When we want to do a weighted sum, we can put the weights in a row vector, and what they multiply in a column vector.
Assigning weights, usually iteratively, in response to back propagation, is at the heart of machine learning, from logistic regression to neural networks.
Lets go over the basics of creating row and column vectors, such that dot products become possible.
You will find np.dot(A, B) works the same as A.dot(B) when it comes to numpy arrays.
In [ ]:import numpy as np
In [ ]:one_dimensional = np.array([1,1,1,2,3,3,3,3,3])
In [ ]:one_dimensional
In [ ]:one_dimensional.shape # not yet rows & columns
In [ ]:one_dimensional.reshape((9,-1)) # let numpy figure out how many columns
In [ ]:one_dimensional # still the same
In [ ]:one_dimensional.ndim
In [ ]:two_dimensional = one_dimensional.reshape(1,9) # recycle same name
In [ ]:two_dimensional.shape # is now 2D even if just the one row
In [ ]:two_dimensional.ndim
In [ ]:class M: """Symbolic representation of multiply, add""" def __init__(self, s): self.s = str(s) def __mul__(self, other): return M(self.s + " * " + other.s) # string def __add__(self, other): return M(self.s + " + " + other.s) def __repr__(self): return self.s #Demo one = M(1) two = M(2) print(one * two)
In [ ]:A,B,C = map(M, ['A','B','C']) # create three M type objects
In [ ]:m_array = np.array([A,B,C]) # put them in a numpy array
In [ ]:m_array.dtype # infers type (Object)
In [ ]:m_array = m_array.reshape((-1, len(m_array))) # make this 2 dimensional
In [ ]:m_array.shape # transpose works for > 1 dimension
In [ ]:m_array.T # stand it up (3,1) vs (1,3) shape
In [ ]:m_array.dot(m_array.T) # row dot column i.e. self * self.T
In [ ]:m_array.T[1,0] = M('Z') # transpose is not a copy

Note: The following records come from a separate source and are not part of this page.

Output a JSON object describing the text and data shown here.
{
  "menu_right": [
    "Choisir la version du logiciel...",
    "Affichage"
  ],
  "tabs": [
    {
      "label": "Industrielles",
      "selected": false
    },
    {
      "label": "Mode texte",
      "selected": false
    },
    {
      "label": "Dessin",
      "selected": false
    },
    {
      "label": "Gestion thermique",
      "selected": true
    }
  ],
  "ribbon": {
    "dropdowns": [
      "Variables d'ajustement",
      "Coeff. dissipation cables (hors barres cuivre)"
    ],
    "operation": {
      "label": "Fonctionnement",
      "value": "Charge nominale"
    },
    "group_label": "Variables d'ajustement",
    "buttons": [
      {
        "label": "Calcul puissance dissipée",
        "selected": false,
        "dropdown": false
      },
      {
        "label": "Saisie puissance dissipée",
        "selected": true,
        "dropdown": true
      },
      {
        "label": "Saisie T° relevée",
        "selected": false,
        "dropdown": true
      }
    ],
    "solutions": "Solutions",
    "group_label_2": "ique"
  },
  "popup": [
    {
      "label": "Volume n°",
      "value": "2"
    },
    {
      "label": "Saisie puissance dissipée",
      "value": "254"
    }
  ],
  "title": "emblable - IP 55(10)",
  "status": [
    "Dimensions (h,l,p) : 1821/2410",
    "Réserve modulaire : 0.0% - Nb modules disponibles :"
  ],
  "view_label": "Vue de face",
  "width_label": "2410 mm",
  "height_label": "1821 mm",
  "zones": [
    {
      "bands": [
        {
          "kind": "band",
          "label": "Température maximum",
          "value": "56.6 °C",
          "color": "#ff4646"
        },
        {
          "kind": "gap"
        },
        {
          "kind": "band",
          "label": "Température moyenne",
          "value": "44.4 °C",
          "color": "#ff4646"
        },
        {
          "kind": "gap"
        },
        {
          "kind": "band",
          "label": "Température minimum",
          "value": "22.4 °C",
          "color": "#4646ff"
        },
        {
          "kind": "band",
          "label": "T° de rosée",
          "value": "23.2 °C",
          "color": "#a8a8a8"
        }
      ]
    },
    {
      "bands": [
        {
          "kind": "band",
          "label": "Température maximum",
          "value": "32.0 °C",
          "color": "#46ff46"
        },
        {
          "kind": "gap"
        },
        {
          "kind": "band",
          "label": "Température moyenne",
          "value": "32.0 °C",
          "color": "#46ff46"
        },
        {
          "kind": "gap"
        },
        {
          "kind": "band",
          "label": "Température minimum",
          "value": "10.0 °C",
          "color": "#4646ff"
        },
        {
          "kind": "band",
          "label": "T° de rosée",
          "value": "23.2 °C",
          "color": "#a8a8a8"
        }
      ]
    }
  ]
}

In [ ]:m_array # original has changes
In [ ]:m_array * m_array # dot versus element-wise
In [ ]:from pandas import Series
In [ ]:A = Series(np.arange(10))